The idea of analyzing the theme of conflict and the relationship with the other with reference to the self-styled Islamic State (IS) - in Arabic Dawla al-Islamiyya or also Dawla Islamiyya fi Iraq wa Sham (Islamic State of Iraq and the Levant - Isil/Isis or Daish) – may appear as a merely rhetorical, almost tautological exercise. The violence underlying IS activities and its all-out expansionist attitude are, indeed, the aspects that most significantly characterize the action of the movement under the leadership of Abu Bakr al-Baghdadi, also in light of the fact that IS makes no distinction between adversaries (inimicus) and enemies (hostis). IS leaves no room whatsoever to the right of existence of others in a shared social or political space, outside of submission and deprivation. This principle inspires the IS narrative starting from its peculiar concept of caliphate, as clearly explained in the previous chapter, all the way to the definition and relationship with the “other”. This is true not only with regard to the non-Muslim world, but also towards the Muslim universe itself, as shown by the constant application of takfir, and for those jihadists who are not willing to recognize the authority of the “new caliph”. It is clear that any diversity, otherness or juxtaposition, either internal or external to the world in which these subjects operate, falls within the category of the enemy rather than the adversary. The pages that follow aim reflect on the concept of the caliphate in the IS message and to provide an analysis of the relationship that IS has established between the enemy – in its numerous guises – and media communication. More specifically, it will focus on the identification of the ultimate target of the group’s violence and why it was lumped into the category of the hostis. Interestingly, IS has not only achieved results in the field, but it was able to resound its overbearing message through a careful representation of the enemy as humiliated and defeated. With a view to fueling this vision of the enemy, IS was careful to synchronize its activities across the local regional and international dimensions, while also engaging in a campaign for recruitment and an effort to spread terror across the board.

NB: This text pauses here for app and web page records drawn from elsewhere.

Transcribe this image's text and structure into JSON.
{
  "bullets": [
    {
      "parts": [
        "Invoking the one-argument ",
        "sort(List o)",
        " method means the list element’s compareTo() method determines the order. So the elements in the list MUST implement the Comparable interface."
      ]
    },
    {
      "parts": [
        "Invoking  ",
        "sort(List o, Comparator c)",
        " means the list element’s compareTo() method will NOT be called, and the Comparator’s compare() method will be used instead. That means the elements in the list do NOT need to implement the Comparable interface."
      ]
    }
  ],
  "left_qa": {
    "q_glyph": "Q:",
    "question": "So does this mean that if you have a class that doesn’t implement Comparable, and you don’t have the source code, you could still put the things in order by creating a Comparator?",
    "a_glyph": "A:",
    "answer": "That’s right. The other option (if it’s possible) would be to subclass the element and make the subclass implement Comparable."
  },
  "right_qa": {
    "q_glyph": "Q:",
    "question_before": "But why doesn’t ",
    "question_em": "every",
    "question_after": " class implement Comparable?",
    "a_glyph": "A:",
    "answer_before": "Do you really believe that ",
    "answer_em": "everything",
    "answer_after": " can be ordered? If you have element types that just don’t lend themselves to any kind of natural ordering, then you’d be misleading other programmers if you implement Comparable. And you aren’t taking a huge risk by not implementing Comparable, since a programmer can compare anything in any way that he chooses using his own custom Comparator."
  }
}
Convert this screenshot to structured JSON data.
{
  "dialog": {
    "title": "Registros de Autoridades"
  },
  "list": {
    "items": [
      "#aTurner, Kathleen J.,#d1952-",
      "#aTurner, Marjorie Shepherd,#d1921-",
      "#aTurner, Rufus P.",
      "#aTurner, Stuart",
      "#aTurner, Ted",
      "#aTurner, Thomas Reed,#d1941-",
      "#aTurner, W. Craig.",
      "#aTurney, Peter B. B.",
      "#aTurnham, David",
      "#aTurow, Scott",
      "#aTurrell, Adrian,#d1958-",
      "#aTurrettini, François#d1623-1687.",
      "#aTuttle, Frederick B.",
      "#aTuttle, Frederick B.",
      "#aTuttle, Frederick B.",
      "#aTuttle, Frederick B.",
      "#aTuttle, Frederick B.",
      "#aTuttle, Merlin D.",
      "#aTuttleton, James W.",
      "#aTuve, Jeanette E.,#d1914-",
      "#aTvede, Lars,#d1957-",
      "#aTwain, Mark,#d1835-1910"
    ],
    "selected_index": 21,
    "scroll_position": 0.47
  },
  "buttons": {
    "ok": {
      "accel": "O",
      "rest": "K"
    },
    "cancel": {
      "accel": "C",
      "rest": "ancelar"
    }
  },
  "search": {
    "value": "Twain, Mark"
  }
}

|Title of host publication||Twitter and Jihad: the Communication Strategy of ISIS|
|Editors||MONICA MAGGIONI, PAOLO MAGRI|
|Number of pages||22|
|Publication status||Published - 2015|
- ISLAMIC STATE